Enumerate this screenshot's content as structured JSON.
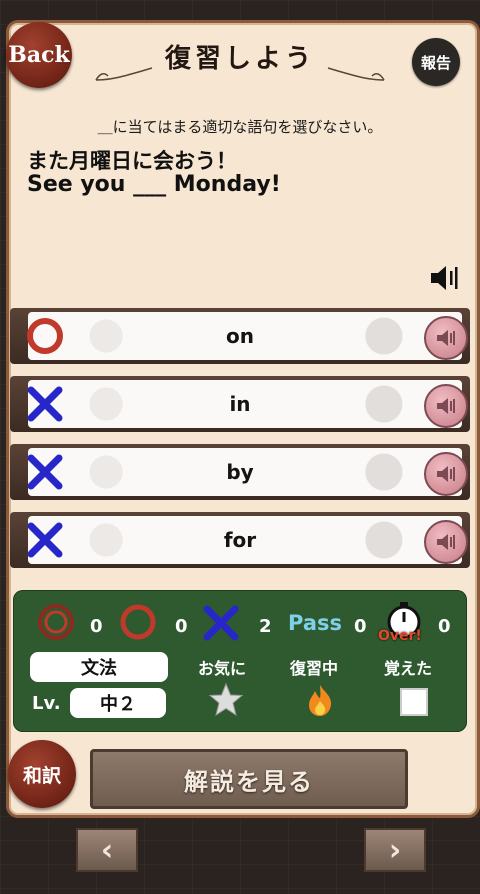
{
  "header": {
    "back_label": "Back",
    "title": "復習しよう",
    "report_label": "報告"
  },
  "question": {
    "instruction": "＿に当てはまる適切な語句を選びなさい。",
    "japanese": "また月曜日に会おう！",
    "english": "See you ___ Monday!"
  },
  "choices": [
    {
      "label": "on",
      "mark": "circle-icon"
    },
    {
      "label": "in",
      "mark": "cross-icon"
    },
    {
      "label": "by",
      "mark": "cross-icon"
    },
    {
      "label": "for",
      "mark": "cross-icon"
    }
  ],
  "stats": {
    "double_circle_count": "0",
    "circle_count": "0",
    "cross_count": "2",
    "pass_label": "Pass",
    "pass_count": "0",
    "over_label": "Over!",
    "over_count": "0",
    "category": "文法",
    "favorite_label": "お気に",
    "review_label": "復習中",
    "learned_label": "覚えた",
    "level_label": "Lv.",
    "level_value": "中２"
  },
  "footer": {
    "translation_label": "和訳",
    "explanation_label": "解説を見る"
  },
  "colors": {
    "accent_red": "#c0392b",
    "cross_blue": "#2727c9",
    "panel_green": "#2f5a30",
    "paper": "#f6e6d2"
  }
}
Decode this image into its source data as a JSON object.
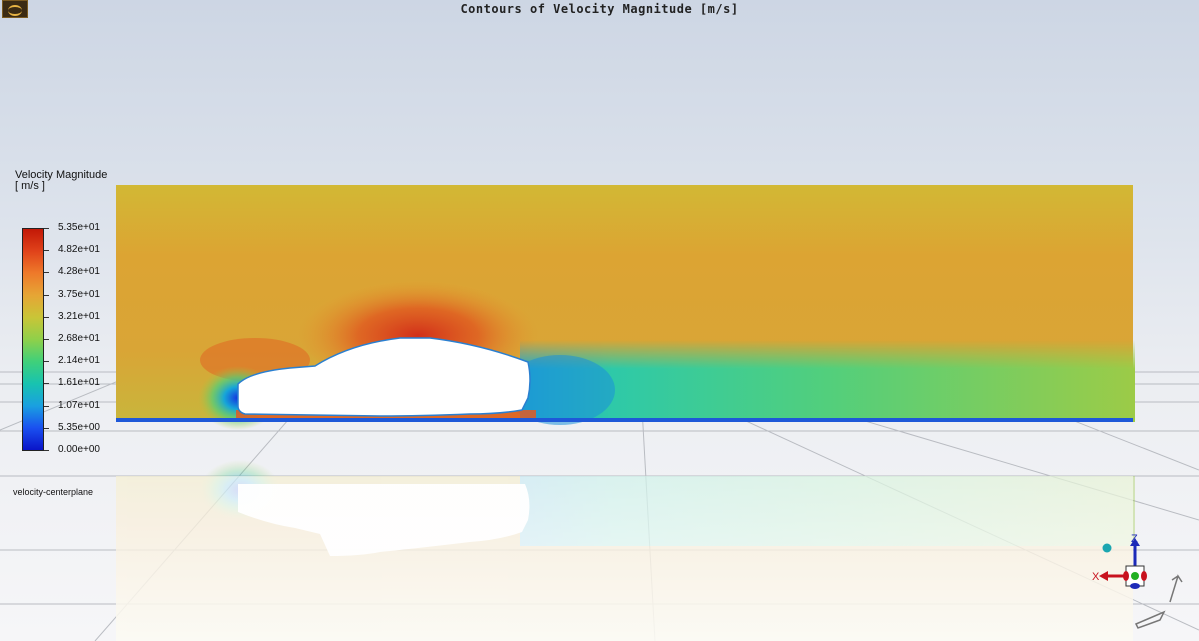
{
  "window": {
    "title": "Contours of Velocity Magnitude [m/s]"
  },
  "legend": {
    "title_line1": "Velocity Magnitude",
    "title_line2": "[ m/s ]",
    "labels": [
      "5.35e+01",
      "4.82e+01",
      "4.28e+01",
      "3.75e+01",
      "3.21e+01",
      "2.68e+01",
      "2.14e+01",
      "1.61e+01",
      "1.07e+01",
      "5.35e+00",
      "0.00e+00"
    ],
    "colors": [
      "#c21807",
      "#e0421a",
      "#ee7a2a",
      "#e6a535",
      "#c9c537",
      "#8fd04a",
      "#3fd07a",
      "#18c3b0",
      "#1aa0e0",
      "#1a50f0",
      "#0a14c8"
    ]
  },
  "surface": {
    "name": "velocity-centerplane"
  },
  "axes": {
    "x_label": "X",
    "z_label": "Z"
  }
}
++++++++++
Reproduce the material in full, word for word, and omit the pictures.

Answer area:
Enumerate this screenshot's content as structured JSON.
{
  "header": {
    "back_label": "Back",
    "title": "復習しよう",
    "report_label": "報告"
  },
  "question": {
    "instruction": "＿に当てはまる適切な語句を選びなさい。",
    "japanese": "また月曜日に会おう！",
    "english": "See you ___ Monday!"
  },
  "choices": [
    {
      "label": "on",
      "mark": "circle-icon"
    },
    {
      "label": "in",
      "mark": "cross-icon"
    },
    {
      "label": "by",
      "mark": "cross-icon"
    },
    {
      "label": "for",
      "mark": "cross-icon"
    }
  ],
  "stats": {
    "double_circle_count": "0",
    "circle_count": "0",
    "cross_count": "2",
    "pass_label": "Pass",
    "pass_count": "0",
    "over_label": "Over!",
    "over_count": "0",
    "category": "文法",
    "favorite_label": "お気に",
    "review_label": "復習中",
    "learned_label": "覚えた",
    "level_label": "Lv.",
    "level_value": "中２"
  },
  "footer": {
    "translation_label": "和訳",
    "explanation_label": "解説を見る"
  },
  "colors": {
    "accent_red": "#c0392b",
    "cross_blue": "#2727c9",
    "panel_green": "#2f5a30",
    "paper": "#f6e6d2"
  }
}
Decode this image into its source data as a JSON object.
{
  "window": {
    "title": "Contours of Velocity Magnitude [m/s]"
  },
  "legend": {
    "title_line1": "Velocity Magnitude",
    "title_line2": "[ m/s ]",
    "labels": [
      "5.35e+01",
      "4.82e+01",
      "4.28e+01",
      "3.75e+01",
      "3.21e+01",
      "2.68e+01",
      "2.14e+01",
      "1.61e+01",
      "1.07e+01",
      "5.35e+00",
      "0.00e+00"
    ],
    "colors": [
      "#c21807",
      "#e0421a",
      "#ee7a2a",
      "#e6a535",
      "#c9c537",
      "#8fd04a",
      "#3fd07a",
      "#18c3b0",
      "#1aa0e0",
      "#1a50f0",
      "#0a14c8"
    ]
  },
  "surface": {
    "name": "velocity-centerplane"
  },
  "axes": {
    "x_label": "X",
    "z_label": "Z"
  }
}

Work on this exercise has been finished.